Data about app and page elements
•••
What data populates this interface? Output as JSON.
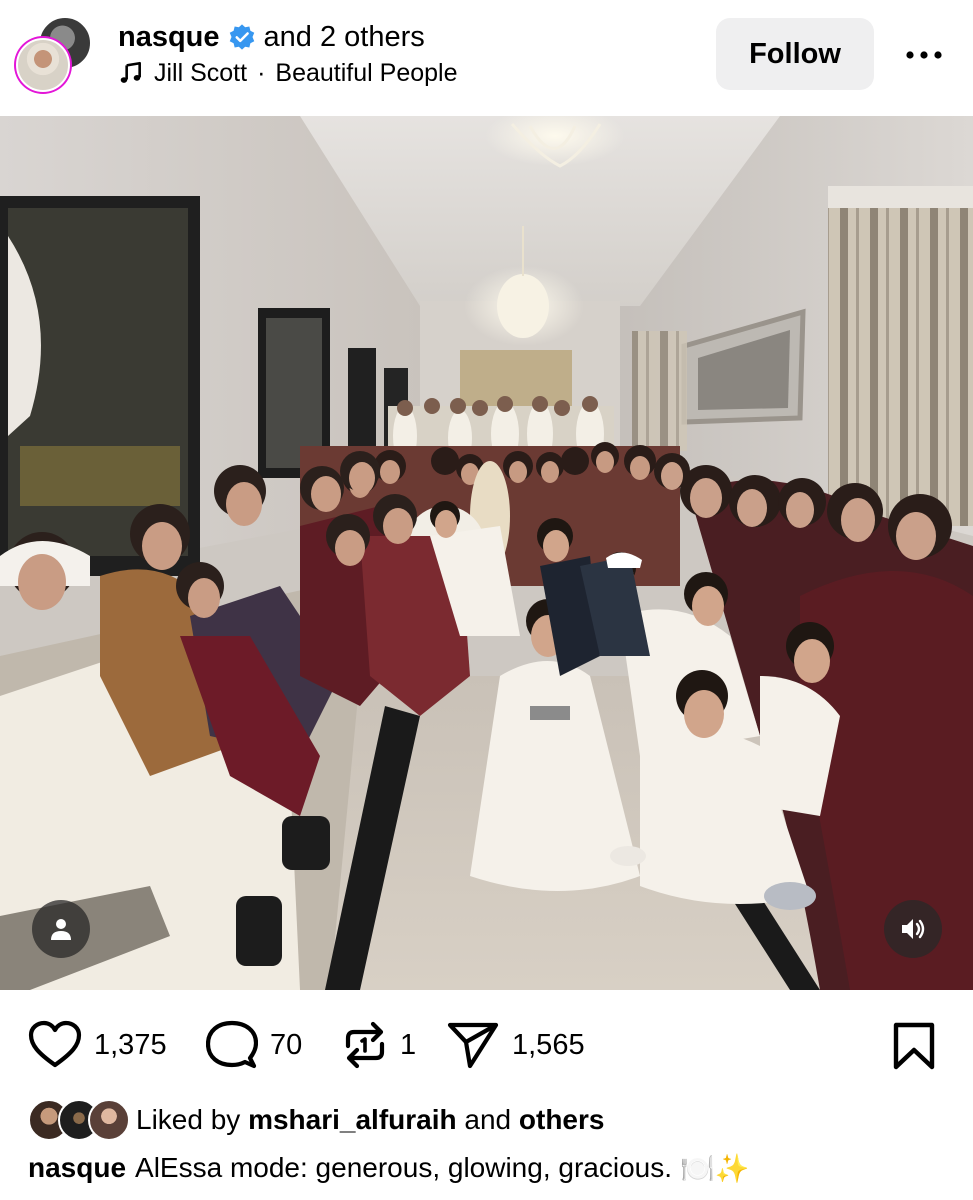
{
  "header": {
    "username": "nasque",
    "co_authors": "and 2 others",
    "audio_artist": "Jill Scott",
    "audio_separator": "·",
    "audio_track": "Beautiful People",
    "follow_label": "Follow",
    "icons": {
      "verified": "verified-badge-icon",
      "audio": "music-note-icon",
      "more": "more-options-icon"
    },
    "colors": {
      "verified": "#3797f0",
      "story_ring": "#e316d8",
      "follow_bg": "#efeff0"
    }
  },
  "post": {
    "media": "group photo",
    "overlay_icons": {
      "user_tags": "person-icon",
      "audio": "speaker-icon"
    }
  },
  "actions": {
    "likes_count": "1,375",
    "comments_count": "70",
    "reposts_count": "1",
    "shares_count": "1,565",
    "icons": [
      "heart-icon",
      "comment-icon",
      "repost-icon",
      "share-icon",
      "bookmark-icon"
    ]
  },
  "likes": {
    "prefix": "Liked by",
    "first_liker": "mshari_alfuraih",
    "connector": "and",
    "others": "others"
  },
  "caption": {
    "username": "nasque",
    "text": "AlEssa mode: generous, glowing, gracious.",
    "emojis": "🍽️✨"
  }
}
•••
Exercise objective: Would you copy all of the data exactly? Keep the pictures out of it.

Your solution:
What data populates this interface? Output as JSON.
{
  "header": {
    "username": "nasque",
    "co_authors": "and 2 others",
    "audio_artist": "Jill Scott",
    "audio_separator": "·",
    "audio_track": "Beautiful People",
    "follow_label": "Follow",
    "icons": {
      "verified": "verified-badge-icon",
      "audio": "music-note-icon",
      "more": "more-options-icon"
    },
    "colors": {
      "verified": "#3797f0",
      "story_ring": "#e316d8",
      "follow_bg": "#efeff0"
    }
  },
  "post": {
    "media": "group photo",
    "overlay_icons": {
      "user_tags": "person-icon",
      "audio": "speaker-icon"
    }
  },
  "actions": {
    "likes_count": "1,375",
    "comments_count": "70",
    "reposts_count": "1",
    "shares_count": "1,565",
    "icons": [
      "heart-icon",
      "comment-icon",
      "repost-icon",
      "share-icon",
      "bookmark-icon"
    ]
  },
  "likes": {
    "prefix": "Liked by",
    "first_liker": "mshari_alfuraih",
    "connector": "and",
    "others": "others"
  },
  "caption": {
    "username": "nasque",
    "text": "AlEssa mode: generous, glowing, gracious.",
    "emojis": "🍽️✨"
  }
}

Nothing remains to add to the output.